Mobtown Modern Presents 'Sequenzas' at Baltimore's Contemporary Museum
The new music adventurers of the Mobtown Modern series presented a nearly complete performance of Luciano Berio's "Sequenzas" on Tuesday night at Baltimore's Contemporary Museum. The frequency of opportunities to hear all of these modern etudes for solo instruments in one sitting is likely in perfect proportion to the endurance of listeners. Even without Sequenzas IV (piano) and XII (bassoon), the music heard in this three-hour concert pushes each performer out of his comfort zone and leaves the listener wondering if the instrument was really meant to make that sound.

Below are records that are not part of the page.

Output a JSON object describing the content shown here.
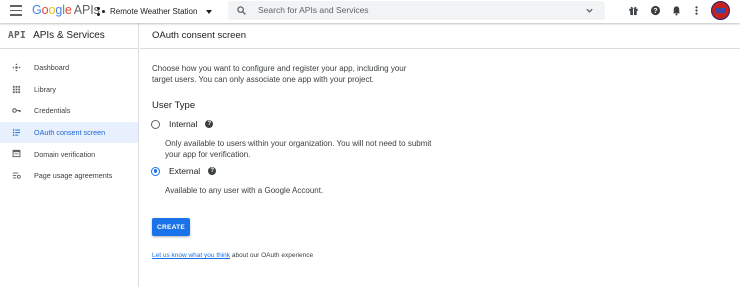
{
  "topbar": {
    "logo_google": "Google",
    "logo_apis": "APIs",
    "project_name": "Remote Weather Station",
    "search_placeholder": "Search for APIs and Services",
    "icons": [
      "menu-icon",
      "project-icon",
      "dropdown-caret-icon",
      "search-icon",
      "chevron-down-icon",
      "gift-icon",
      "help-icon",
      "notifications-icon",
      "more-vert-icon",
      "avatar"
    ]
  },
  "sidebar": {
    "badge": "API",
    "title": "APIs & Services",
    "items": [
      {
        "label": "Dashboard",
        "icon": "dashboard-icon"
      },
      {
        "label": "Library",
        "icon": "library-icon"
      },
      {
        "label": "Credentials",
        "icon": "key-icon"
      },
      {
        "label": "OAuth consent screen",
        "icon": "consent-icon",
        "active": true
      },
      {
        "label": "Domain verification",
        "icon": "domain-icon"
      },
      {
        "label": "Page usage agreements",
        "icon": "settings-list-icon"
      }
    ]
  },
  "main": {
    "title": "OAuth consent screen",
    "intro": "Choose how you want to configure and register your app, including your target users. You can only associate one app with your project.",
    "section_label": "User Type",
    "options": [
      {
        "label": "Internal",
        "checked": false,
        "description": "Only available to users within your organization. You will not need to submit your app for verification."
      },
      {
        "label": "External",
        "checked": true,
        "description": "Available to any user with a Google Account."
      }
    ],
    "create_label": "CREATE",
    "feedback_link": "Let us know what you think",
    "feedback_rest": " about our OAuth experience"
  },
  "colors": {
    "accent": "#1a73e8",
    "active_bg": "#e8f0fe",
    "active_text": "#1967d2"
  }
}
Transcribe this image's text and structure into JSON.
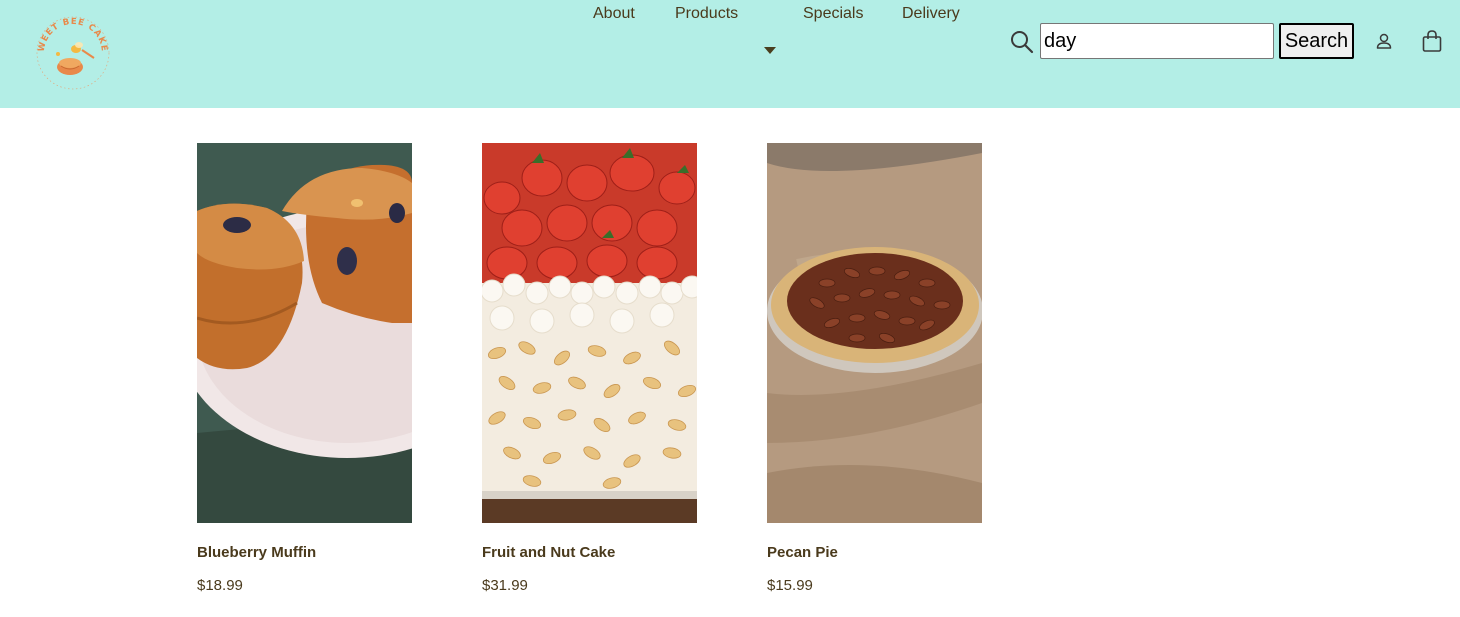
{
  "brand": {
    "logo_text": "SWEET BEE CAKES",
    "logo_icon": "bee-cake-logo"
  },
  "nav": {
    "items": [
      {
        "label": "About"
      },
      {
        "label": "Products",
        "has_dropdown": true
      },
      {
        "label": "Specials"
      },
      {
        "label": "Delivery"
      }
    ]
  },
  "search": {
    "icon": "search-icon",
    "value": "day",
    "button_label": "Search"
  },
  "header_icons": {
    "account": "account-icon",
    "cart": "shopping-bag-icon"
  },
  "colors": {
    "header_bg": "#b3eee6",
    "text": "#4a3a1c",
    "logo_orange": "#e8894a"
  },
  "products": [
    {
      "name": "Blueberry Muffin",
      "price": "$18.99",
      "image": "blueberry muffins on white plate"
    },
    {
      "name": "Fruit and Nut Cake",
      "price": "$31.99",
      "image": "strawberry cream cake with sliced almonds"
    },
    {
      "name": "Pecan Pie",
      "price": "$15.99",
      "image": "pecan pie on marble counter"
    }
  ]
}
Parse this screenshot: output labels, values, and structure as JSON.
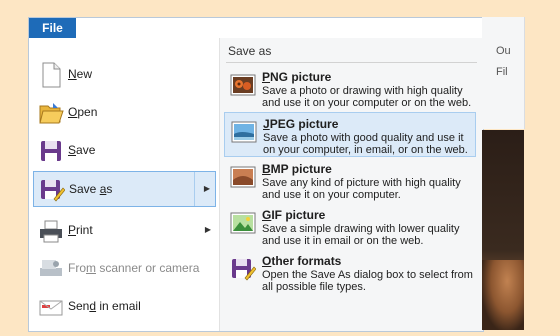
{
  "file_tab": {
    "label": "File"
  },
  "left_menu": [
    {
      "key": "new",
      "pre": "",
      "u": "N",
      "post": "ew",
      "icon": "new-document-icon",
      "disabled": false,
      "has_arrow": false
    },
    {
      "key": "open",
      "pre": "",
      "u": "O",
      "post": "pen",
      "icon": "open-folder-icon",
      "disabled": false,
      "has_arrow": false
    },
    {
      "key": "save",
      "pre": "",
      "u": "S",
      "post": "ave",
      "icon": "save-disk-icon",
      "disabled": false,
      "has_arrow": false
    },
    {
      "key": "save-as",
      "pre": "Save ",
      "u": "a",
      "post": "s",
      "icon": "save-as-icon",
      "disabled": false,
      "has_arrow": true,
      "selected": true
    },
    {
      "key": "print",
      "pre": "",
      "u": "P",
      "post": "rint",
      "icon": "printer-icon",
      "disabled": false,
      "has_arrow": true
    },
    {
      "key": "scanner",
      "pre": "Fro",
      "u": "m",
      "post": " scanner or camera",
      "icon": "scanner-icon",
      "disabled": true,
      "has_arrow": false
    },
    {
      "key": "email",
      "pre": "Sen",
      "u": "d",
      "post": " in email",
      "icon": "email-icon",
      "disabled": false,
      "has_arrow": false
    }
  ],
  "save_as_pane": {
    "title": "Save as",
    "items": [
      {
        "key": "png",
        "u": "P",
        "title_rest": "NG picture",
        "desc": "Save a photo or drawing with high quality and use it on your computer or on the web.",
        "icon": "png-picture-icon"
      },
      {
        "key": "jpeg",
        "u": "J",
        "title_rest": "PEG picture",
        "desc": "Save a photo with good quality and use it on your computer, in email, or on the web.",
        "icon": "jpeg-picture-icon",
        "hover": true
      },
      {
        "key": "bmp",
        "u": "B",
        "title_rest": "MP picture",
        "desc": "Save any kind of picture with high quality and use it on your computer.",
        "icon": "bmp-picture-icon"
      },
      {
        "key": "gif",
        "u": "G",
        "title_rest": "IF picture",
        "desc": "Save a simple drawing with lower quality and use it in email or on the web.",
        "icon": "gif-picture-icon"
      },
      {
        "key": "other",
        "u": "O",
        "title_rest": "ther formats",
        "desc": "Open the Save As dialog box to select from all possible file types.",
        "icon": "other-formats-icon"
      }
    ]
  },
  "ribbon_right": {
    "item1": "Ou",
    "item2": "Fil"
  },
  "colors": {
    "file_tab": "#1e6bb8",
    "selection": "#dceaf8",
    "selection_border": "#7db3e7",
    "background": "#fde6c4"
  }
}
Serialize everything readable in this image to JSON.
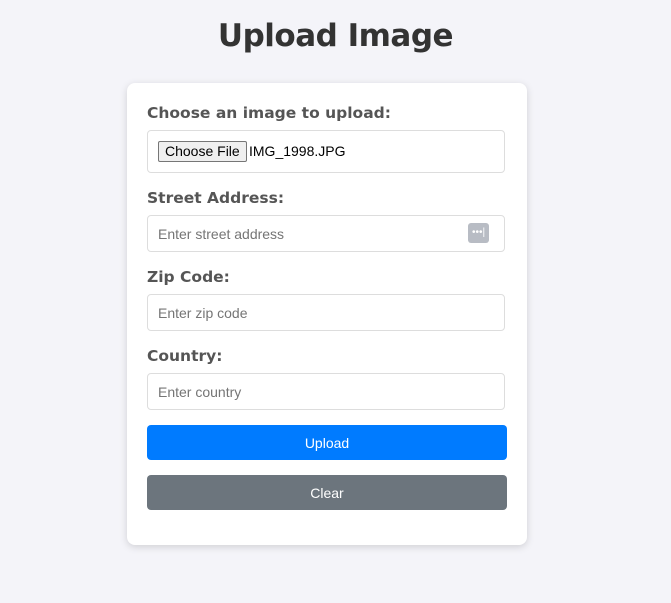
{
  "title": "Upload Image",
  "file": {
    "label": "Choose an image to upload:",
    "button": "Choose File",
    "filename": "IMG_1998.JPG"
  },
  "street": {
    "label": "Street Address:",
    "placeholder": "Enter street address",
    "icon": "password-manager-icon"
  },
  "zip": {
    "label": "Zip Code:",
    "placeholder": "Enter zip code"
  },
  "country": {
    "label": "Country:",
    "placeholder": "Enter country"
  },
  "upload": {
    "label": "Upload",
    "color": "#007bff"
  },
  "clear": {
    "label": "Clear",
    "color": "#6c757d"
  }
}
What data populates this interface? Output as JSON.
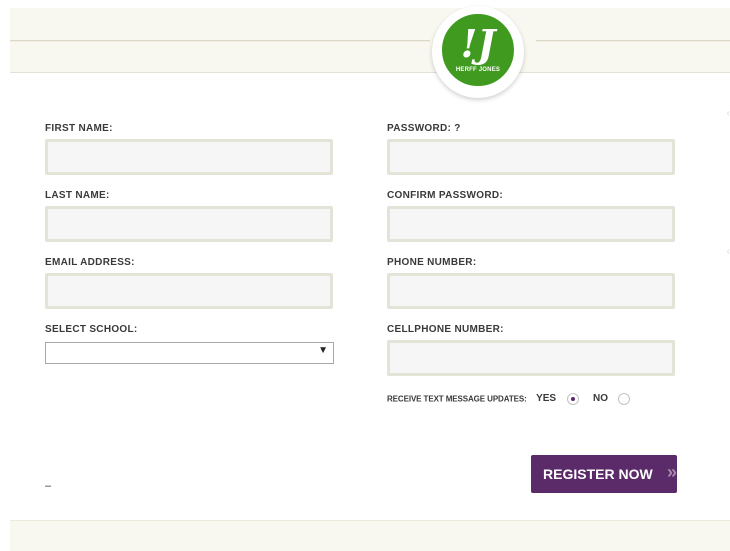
{
  "brand": {
    "logo_mark": "!J",
    "logo_text": "HERFF JONES"
  },
  "form": {
    "first_name_label": "FIRST NAME:",
    "last_name_label": "LAST NAME:",
    "email_label": "EMAIL ADDRESS:",
    "school_label": "SELECT SCHOOL:",
    "school_selected": "",
    "password_label": "PASSWORD: ?",
    "confirm_password_label": "CONFIRM PASSWORD:",
    "phone_label": "PHONE NUMBER:",
    "cellphone_label": "CELLPHONE NUMBER:",
    "sms_updates_label": "RECEIVE TEXT MESSAGE UPDATES:",
    "sms_yes_label": "YES",
    "sms_no_label": "NO",
    "sms_selected": "YES",
    "register_label": "REGISTER NOW",
    "register_chevrons": "»",
    "footer_dash": "–"
  },
  "icons": {
    "select_arrow": "caret-down-icon",
    "edge_arrows": "chevron-left-icon"
  },
  "colors": {
    "brand_green": "#3f9a1f",
    "button_purple": "#5b2a69",
    "header_band": "#f8f7f0"
  }
}
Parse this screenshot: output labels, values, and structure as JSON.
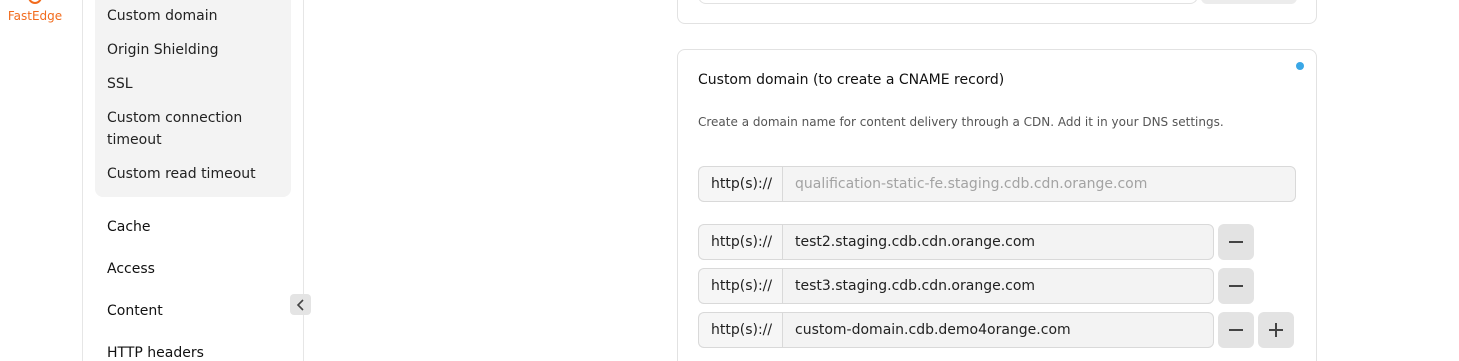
{
  "rail": {
    "brand_label": "FastEdge"
  },
  "nav": {
    "subitems": [
      "Custom domain",
      "Origin Shielding",
      "SSL",
      "Custom connection timeout",
      "Custom read timeout"
    ],
    "items": [
      "Cache",
      "Access",
      "Content",
      "HTTP headers"
    ],
    "collapse_icon": "chevron-left-icon"
  },
  "custom_domain_card": {
    "title": "Custom domain (to create a CNAME record)",
    "description": "Create a domain name for content delivery through a CDN. Add it in your DNS settings.",
    "prefix": "http(s)://",
    "primary_placeholder": "qualification-static-fe.staging.cdb.cdn.orange.com",
    "domains": [
      "test2.staging.cdb.cdn.orange.com",
      "test3.staging.cdb.cdn.orange.com",
      "custom-domain.cdb.demo4orange.com"
    ],
    "status_dot_color": "#3aa7e6"
  }
}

The "Sequenzas" require an ideally balanced ensemble of superlatively talented soloists. While Mobtown Modern's lineup was not exactly that, there were many excellent performances, from soprano Julieanne Klein's flirtatiously manic scena in Sequenza III to the coolly virtuosic stream of notes in violinist Gabriela Diaz's Sequenza VIII. Particular high points were hit by oboist Emily Madsen in the "formal study on repetition" of Sequenza VIIa, with the held note (the score specifies it can be played "by any other instrument" offstage) bleated mercilessly by an electronic tuner, a wry reference to the oboe's role in tuning the orchestra, as well as by saxophonist and series co-curator Brian Sacawa (Sequenza IXb) and accordionist Lidia Kaminska (Sequenza XIII).
Recordings of the "Sequenzas" may have better all-around performances, but many of the unexpected polyphonic effects Berio calls for, sonically fragile overtones, are best appreciated live, akin to seeing a blue morpho in the Brazilian forest as opposed to mounted in a museum display case. It was a shame not to have a piano on hand, which left large, silent lacunae in Sequenza X, where the trumpet is supposed to trigger overtone resonances in an otherwise silent piano.
-- Charles T. Downey